*** Opening DATASET EXTRACT ***
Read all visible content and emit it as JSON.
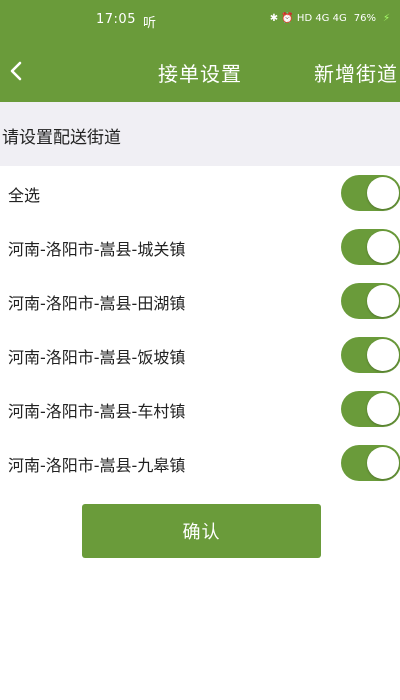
{
  "status_bar": {
    "time": "17:05",
    "app_indicator": "听",
    "right_icons": "✱ ⏰ HD 4G 4G",
    "battery": "76%"
  },
  "nav": {
    "title": "接单设置",
    "action": "新增街道"
  },
  "section": {
    "header": "请设置配送街道"
  },
  "items": [
    {
      "label": "全选",
      "enabled": true
    },
    {
      "label": "河南-洛阳市-嵩县-城关镇",
      "enabled": true
    },
    {
      "label": "河南-洛阳市-嵩县-田湖镇",
      "enabled": true
    },
    {
      "label": "河南-洛阳市-嵩县-饭坡镇",
      "enabled": true
    },
    {
      "label": "河南-洛阳市-嵩县-车村镇",
      "enabled": true
    },
    {
      "label": "河南-洛阳市-嵩县-九皋镇",
      "enabled": true
    }
  ],
  "confirm_label": "确认",
  "colors": {
    "primary": "#6a9b3a",
    "section_bg": "#f0eff4"
  }
}
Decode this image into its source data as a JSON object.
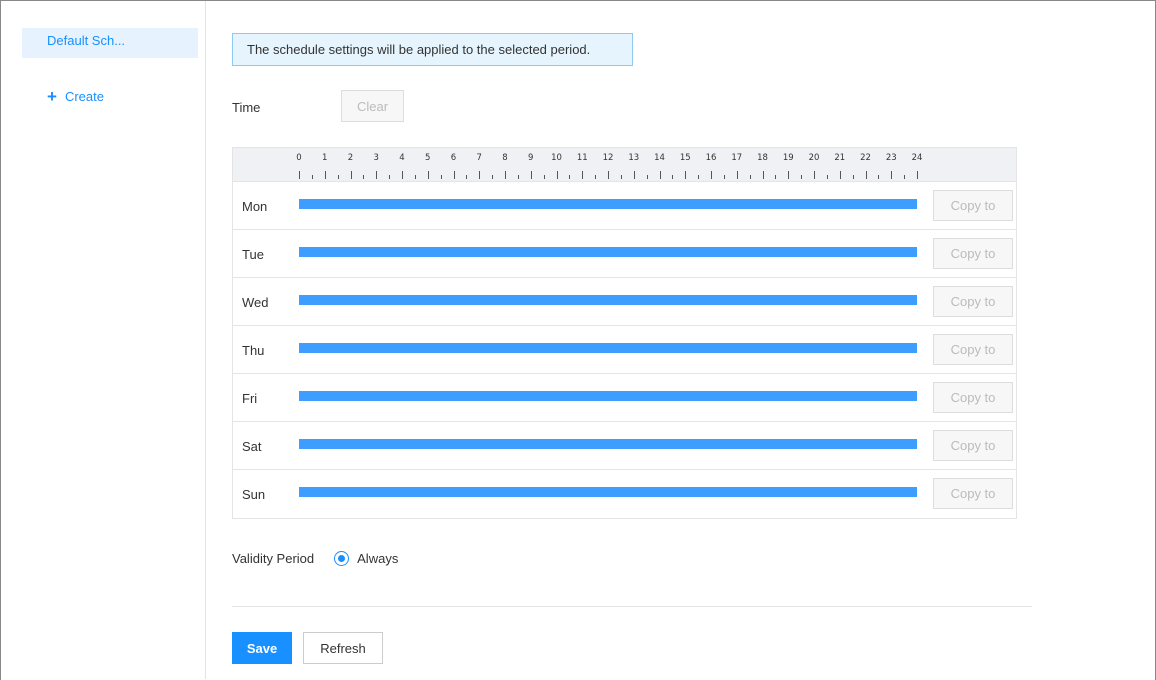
{
  "sidebar": {
    "selected_item": "Default Sch...",
    "create_label": "Create"
  },
  "notice": "The schedule settings will be applied to the selected period.",
  "time": {
    "label": "Time",
    "clear_label": "Clear"
  },
  "ruler": {
    "hours": [
      "0",
      "1",
      "2",
      "3",
      "4",
      "5",
      "6",
      "7",
      "8",
      "9",
      "10",
      "11",
      "12",
      "13",
      "14",
      "15",
      "16",
      "17",
      "18",
      "19",
      "20",
      "21",
      "22",
      "23",
      "24"
    ]
  },
  "schedule": {
    "copy_label": "Copy to",
    "days": [
      {
        "day": "Mon",
        "start": 0,
        "end": 24
      },
      {
        "day": "Tue",
        "start": 0,
        "end": 24
      },
      {
        "day": "Wed",
        "start": 0,
        "end": 24
      },
      {
        "day": "Thu",
        "start": 0,
        "end": 24
      },
      {
        "day": "Fri",
        "start": 0,
        "end": 24
      },
      {
        "day": "Sat",
        "start": 0,
        "end": 24
      },
      {
        "day": "Sun",
        "start": 0,
        "end": 24
      }
    ]
  },
  "validity": {
    "label": "Validity Period",
    "option": "Always"
  },
  "actions": {
    "save_label": "Save",
    "refresh_label": "Refresh"
  },
  "colors": {
    "accent": "#1890ff",
    "bar": "#3d9eff"
  }
}
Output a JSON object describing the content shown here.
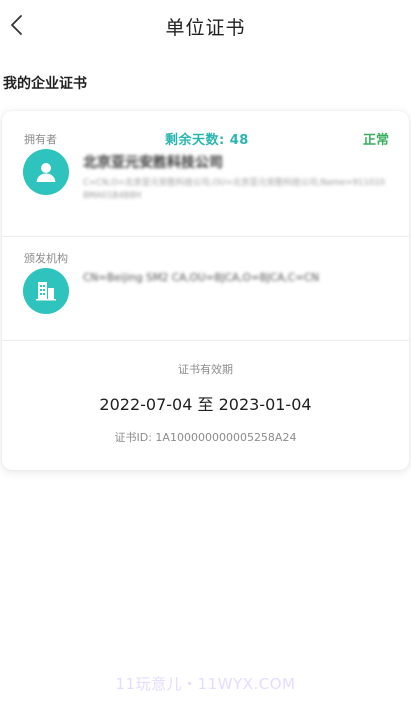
{
  "nav": {
    "title": "单位证书",
    "back_icon": "chevron-left-icon"
  },
  "section": {
    "title": "我的企业证书"
  },
  "card": {
    "owner_label": "拥有者",
    "days_left": "剩余天数: 48",
    "status": "正常",
    "status_color": "#3aaf5e",
    "accent_color": "#2ec3bd",
    "owner_icon": "person-icon",
    "company_name": "北京亚元安胜科技公司",
    "subject_dn": "C=CN,O=北京亚元安胜科技公司,OU=北京亚元安胜科技公司,Name=9110108MA01B4B8H",
    "issuer_label": "颁发机构",
    "issuer_icon": "building-icon",
    "issuer_dn": "CN=Beijing SM2 CA,OU=BJCA,O=BJCA,C=CN",
    "validity_label": "证书有效期",
    "validity_range": "2022-07-04 至 2023-01-04",
    "cert_id": "证书ID: 1A100000000005258A24"
  },
  "watermark": "11玩意儿・11WYX.COM"
}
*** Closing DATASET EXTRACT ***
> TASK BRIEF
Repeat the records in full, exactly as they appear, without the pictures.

> REPLY
Read all visible content and emit it as JSON.
{
  "status_bar": {
    "time": "17:05",
    "app_indicator": "听",
    "right_icons": "✱ ⏰ HD 4G 4G",
    "battery": "76%"
  },
  "nav": {
    "title": "接单设置",
    "action": "新增街道"
  },
  "section": {
    "header": "请设置配送街道"
  },
  "items": [
    {
      "label": "全选",
      "enabled": true
    },
    {
      "label": "河南-洛阳市-嵩县-城关镇",
      "enabled": true
    },
    {
      "label": "河南-洛阳市-嵩县-田湖镇",
      "enabled": true
    },
    {
      "label": "河南-洛阳市-嵩县-饭坡镇",
      "enabled": true
    },
    {
      "label": "河南-洛阳市-嵩县-车村镇",
      "enabled": true
    },
    {
      "label": "河南-洛阳市-嵩县-九皋镇",
      "enabled": true
    }
  ],
  "confirm_label": "确认",
  "colors": {
    "primary": "#6a9b3a",
    "section_bg": "#f0eff4"
  }
}
Decode this image into its source data as a JSON object.
{
  "sidebar": {
    "selected_item": "Default Sch...",
    "create_label": "Create"
  },
  "notice": "The schedule settings will be applied to the selected period.",
  "time": {
    "label": "Time",
    "clear_label": "Clear"
  },
  "ruler": {
    "hours": [
      "0",
      "1",
      "2",
      "3",
      "4",
      "5",
      "6",
      "7",
      "8",
      "9",
      "10",
      "11",
      "12",
      "13",
      "14",
      "15",
      "16",
      "17",
      "18",
      "19",
      "20",
      "21",
      "22",
      "23",
      "24"
    ]
  },
  "schedule": {
    "copy_label": "Copy to",
    "days": [
      {
        "day": "Mon",
        "start": 0,
        "end": 24
      },
      {
        "day": "Tue",
        "start": 0,
        "end": 24
      },
      {
        "day": "Wed",
        "start": 0,
        "end": 24
      },
      {
        "day": "Thu",
        "start": 0,
        "end": 24
      },
      {
        "day": "Fri",
        "start": 0,
        "end": 24
      },
      {
        "day": "Sat",
        "start": 0,
        "end": 24
      },
      {
        "day": "Sun",
        "start": 0,
        "end": 24
      }
    ]
  },
  "validity": {
    "label": "Validity Period",
    "option": "Always"
  },
  "actions": {
    "save_label": "Save",
    "refresh_label": "Refresh"
  },
  "colors": {
    "accent": "#1890ff",
    "bar": "#3d9eff"
  }
}
Output a JSON object describing the content shown here.
{
  "nav": {
    "title": "单位证书",
    "back_icon": "chevron-left-icon"
  },
  "section": {
    "title": "我的企业证书"
  },
  "card": {
    "owner_label": "拥有者",
    "days_left": "剩余天数: 48",
    "status": "正常",
    "status_color": "#3aaf5e",
    "accent_color": "#2ec3bd",
    "owner_icon": "person-icon",
    "company_name": "北京亚元安胜科技公司",
    "subject_dn": "C=CN,O=北京亚元安胜科技公司,OU=北京亚元安胜科技公司,Name=9110108MA01B4B8H",
    "issuer_label": "颁发机构",
    "issuer_icon": "building-icon",
    "issuer_dn": "CN=Beijing SM2 CA,OU=BJCA,O=BJCA,C=CN",
    "validity_label": "证书有效期",
    "validity_range": "2022-07-04 至 2023-01-04",
    "cert_id": "证书ID: 1A100000000005258A24"
  },
  "watermark": "11玩意儿・11WYX.COM"
}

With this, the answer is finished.